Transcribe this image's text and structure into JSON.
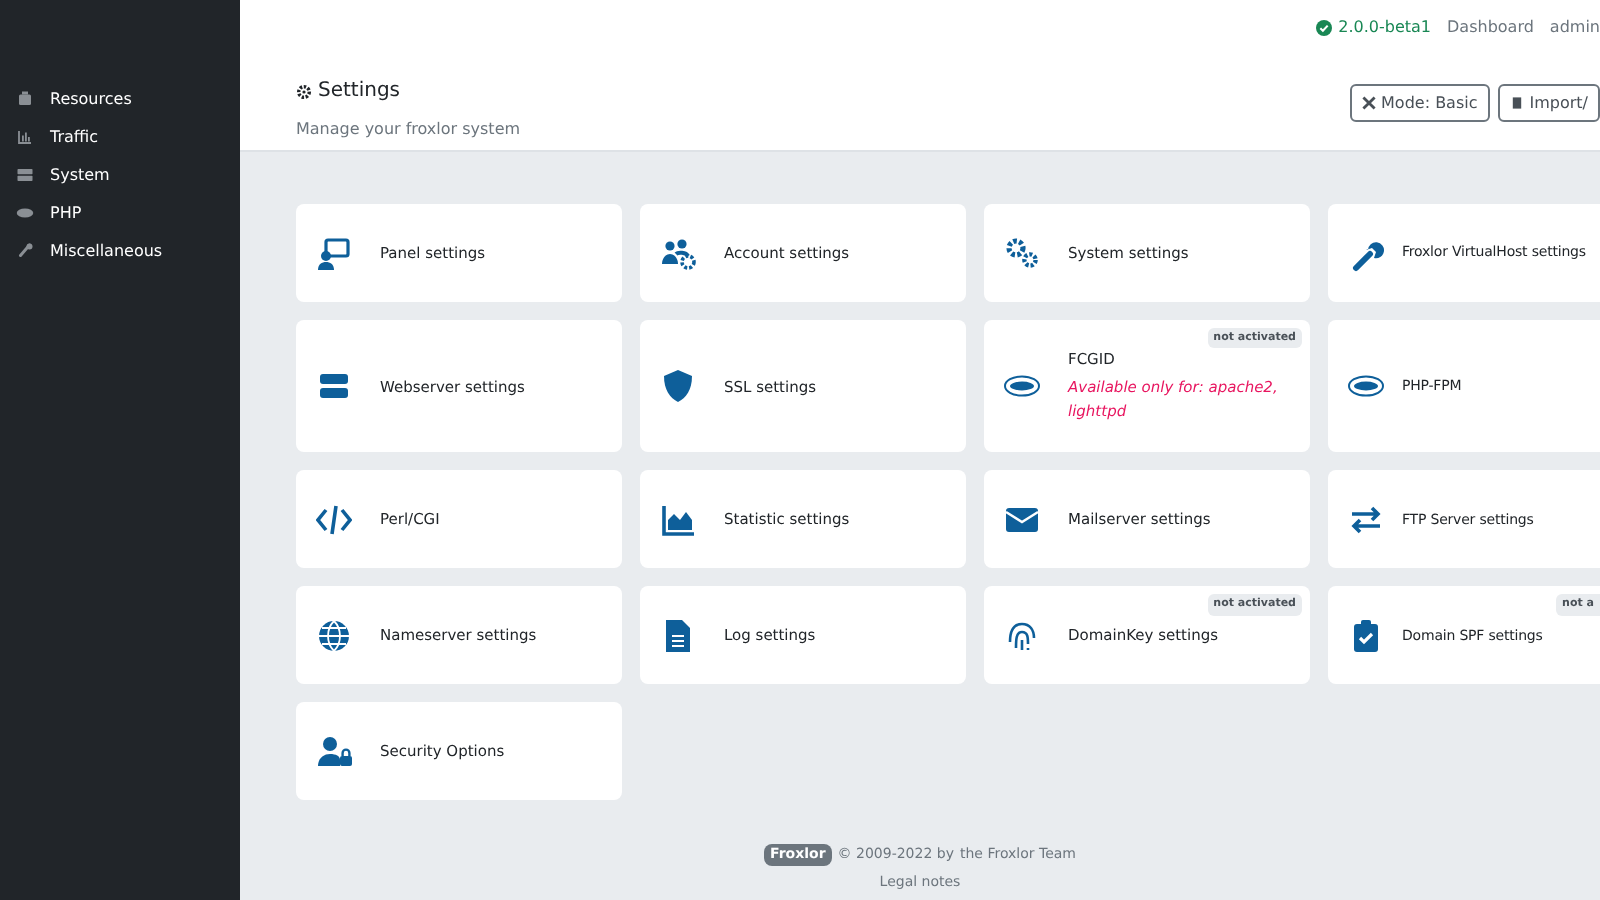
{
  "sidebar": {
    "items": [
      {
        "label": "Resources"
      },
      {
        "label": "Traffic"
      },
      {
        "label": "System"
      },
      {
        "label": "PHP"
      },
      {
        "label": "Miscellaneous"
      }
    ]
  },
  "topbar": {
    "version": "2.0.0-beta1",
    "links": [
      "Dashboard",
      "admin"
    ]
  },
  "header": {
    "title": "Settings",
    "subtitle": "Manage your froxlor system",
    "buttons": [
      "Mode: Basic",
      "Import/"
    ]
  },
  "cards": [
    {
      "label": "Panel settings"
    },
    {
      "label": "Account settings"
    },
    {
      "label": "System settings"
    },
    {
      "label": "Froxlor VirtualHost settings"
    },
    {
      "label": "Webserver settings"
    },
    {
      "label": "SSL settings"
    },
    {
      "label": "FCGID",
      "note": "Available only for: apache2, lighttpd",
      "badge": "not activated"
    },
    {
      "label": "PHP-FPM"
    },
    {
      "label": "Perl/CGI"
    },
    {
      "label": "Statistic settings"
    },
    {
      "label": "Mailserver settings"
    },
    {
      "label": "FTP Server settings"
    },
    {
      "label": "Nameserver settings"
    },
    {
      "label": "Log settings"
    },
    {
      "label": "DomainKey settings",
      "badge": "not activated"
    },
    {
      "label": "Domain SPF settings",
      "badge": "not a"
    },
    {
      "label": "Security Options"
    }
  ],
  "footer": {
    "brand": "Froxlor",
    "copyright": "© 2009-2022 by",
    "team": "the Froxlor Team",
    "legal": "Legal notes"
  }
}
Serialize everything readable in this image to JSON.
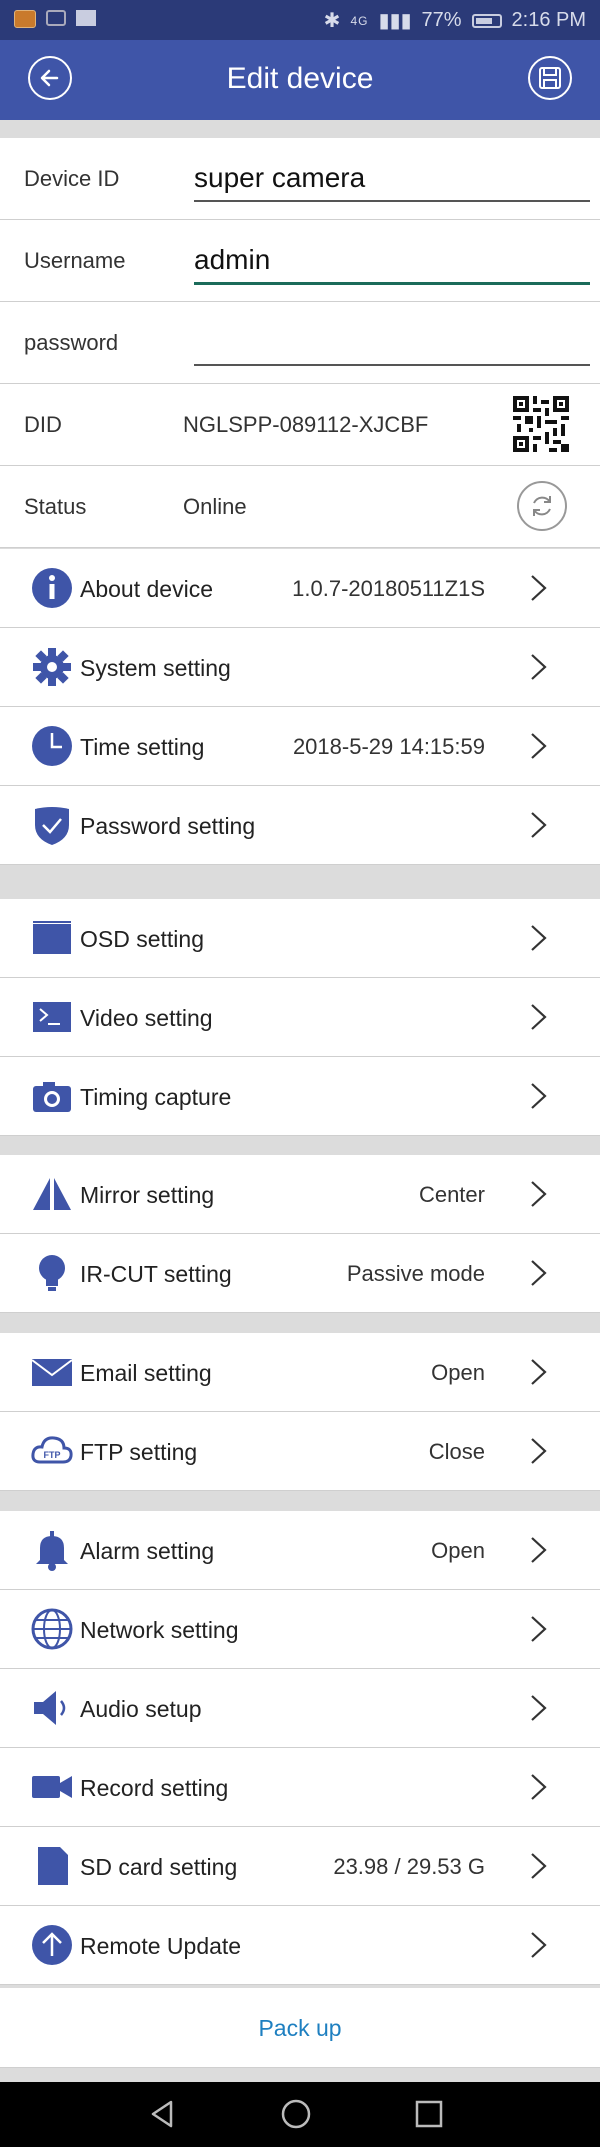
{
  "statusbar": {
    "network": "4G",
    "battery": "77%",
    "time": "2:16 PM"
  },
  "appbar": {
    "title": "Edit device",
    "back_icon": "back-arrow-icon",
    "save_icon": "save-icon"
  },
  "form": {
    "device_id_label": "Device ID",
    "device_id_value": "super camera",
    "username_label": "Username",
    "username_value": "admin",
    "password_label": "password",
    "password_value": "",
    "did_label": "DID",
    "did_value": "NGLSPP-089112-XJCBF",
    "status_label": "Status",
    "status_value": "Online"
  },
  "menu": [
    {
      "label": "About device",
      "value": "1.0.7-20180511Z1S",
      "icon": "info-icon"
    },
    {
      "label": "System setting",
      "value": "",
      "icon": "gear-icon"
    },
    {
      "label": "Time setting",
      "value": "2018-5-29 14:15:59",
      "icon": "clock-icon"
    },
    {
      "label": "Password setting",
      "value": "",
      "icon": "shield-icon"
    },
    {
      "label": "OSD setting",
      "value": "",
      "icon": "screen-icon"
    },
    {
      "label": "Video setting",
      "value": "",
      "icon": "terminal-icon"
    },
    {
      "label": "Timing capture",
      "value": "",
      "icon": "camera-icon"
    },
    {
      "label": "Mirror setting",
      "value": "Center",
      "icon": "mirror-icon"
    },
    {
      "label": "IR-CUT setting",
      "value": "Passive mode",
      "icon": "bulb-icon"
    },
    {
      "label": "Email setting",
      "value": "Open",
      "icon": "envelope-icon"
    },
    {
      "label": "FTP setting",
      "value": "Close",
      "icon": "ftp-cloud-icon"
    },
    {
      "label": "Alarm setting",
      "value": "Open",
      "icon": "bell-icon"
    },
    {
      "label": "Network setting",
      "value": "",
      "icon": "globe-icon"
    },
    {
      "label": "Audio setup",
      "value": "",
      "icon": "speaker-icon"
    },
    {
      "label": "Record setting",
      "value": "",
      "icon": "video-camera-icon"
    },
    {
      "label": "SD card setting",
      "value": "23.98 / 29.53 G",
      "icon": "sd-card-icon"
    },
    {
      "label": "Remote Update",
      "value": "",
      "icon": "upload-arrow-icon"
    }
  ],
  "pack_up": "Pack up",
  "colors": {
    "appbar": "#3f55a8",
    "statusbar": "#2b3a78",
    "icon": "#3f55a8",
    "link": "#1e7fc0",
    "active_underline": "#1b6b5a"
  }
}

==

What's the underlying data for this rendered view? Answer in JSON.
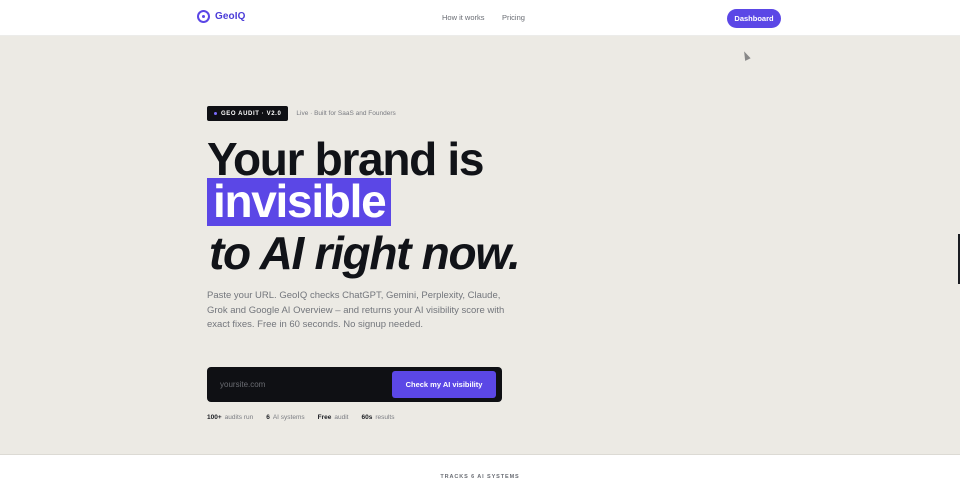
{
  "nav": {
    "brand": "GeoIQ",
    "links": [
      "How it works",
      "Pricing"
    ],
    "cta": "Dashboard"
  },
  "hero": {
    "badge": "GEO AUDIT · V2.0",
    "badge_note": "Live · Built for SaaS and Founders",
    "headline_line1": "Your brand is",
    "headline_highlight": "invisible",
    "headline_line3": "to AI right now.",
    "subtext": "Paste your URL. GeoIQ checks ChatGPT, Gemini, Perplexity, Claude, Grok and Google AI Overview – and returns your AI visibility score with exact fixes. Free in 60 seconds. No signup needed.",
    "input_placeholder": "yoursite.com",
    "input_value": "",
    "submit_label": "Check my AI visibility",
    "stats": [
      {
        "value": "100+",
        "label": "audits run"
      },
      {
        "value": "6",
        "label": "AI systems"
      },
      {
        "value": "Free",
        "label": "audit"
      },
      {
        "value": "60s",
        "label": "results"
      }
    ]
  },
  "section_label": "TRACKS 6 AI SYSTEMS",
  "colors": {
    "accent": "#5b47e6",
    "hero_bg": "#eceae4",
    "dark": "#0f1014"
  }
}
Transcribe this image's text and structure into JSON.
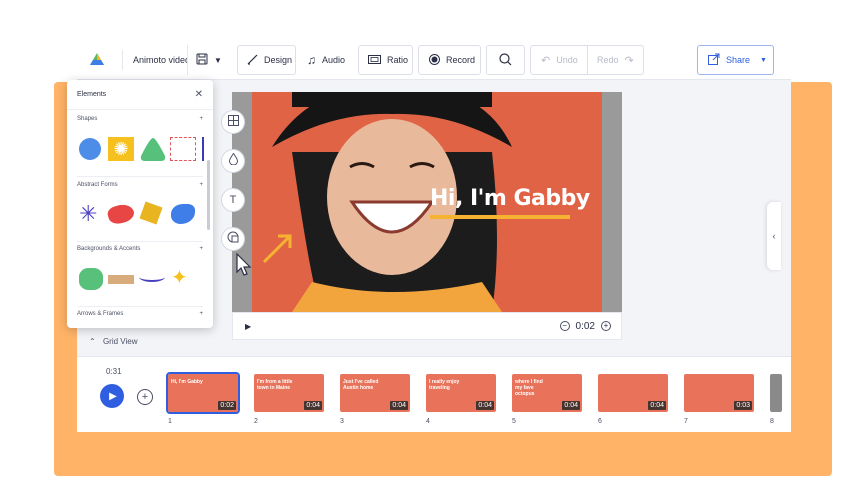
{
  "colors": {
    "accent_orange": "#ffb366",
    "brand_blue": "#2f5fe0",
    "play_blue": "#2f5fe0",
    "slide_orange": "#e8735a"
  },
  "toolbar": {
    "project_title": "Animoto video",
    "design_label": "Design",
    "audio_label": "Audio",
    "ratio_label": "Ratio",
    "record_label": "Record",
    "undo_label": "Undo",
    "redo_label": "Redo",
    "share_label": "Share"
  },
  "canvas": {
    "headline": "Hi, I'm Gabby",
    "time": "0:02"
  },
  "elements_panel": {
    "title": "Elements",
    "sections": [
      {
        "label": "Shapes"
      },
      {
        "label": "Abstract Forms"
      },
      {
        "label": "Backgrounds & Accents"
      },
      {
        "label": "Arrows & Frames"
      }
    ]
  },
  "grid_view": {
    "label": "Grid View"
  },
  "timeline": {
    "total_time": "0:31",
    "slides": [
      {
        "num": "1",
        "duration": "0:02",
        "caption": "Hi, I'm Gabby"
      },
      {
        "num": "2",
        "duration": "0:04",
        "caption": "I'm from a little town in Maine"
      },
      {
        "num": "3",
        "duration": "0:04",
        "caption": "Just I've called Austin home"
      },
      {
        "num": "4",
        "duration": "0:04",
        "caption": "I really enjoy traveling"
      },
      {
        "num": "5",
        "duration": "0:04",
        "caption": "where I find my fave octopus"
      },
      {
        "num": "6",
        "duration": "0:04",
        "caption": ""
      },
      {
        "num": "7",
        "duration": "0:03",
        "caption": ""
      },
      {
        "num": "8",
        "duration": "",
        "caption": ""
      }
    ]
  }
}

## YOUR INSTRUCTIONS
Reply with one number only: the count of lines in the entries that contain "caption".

## EXERCISE OUTPUT
8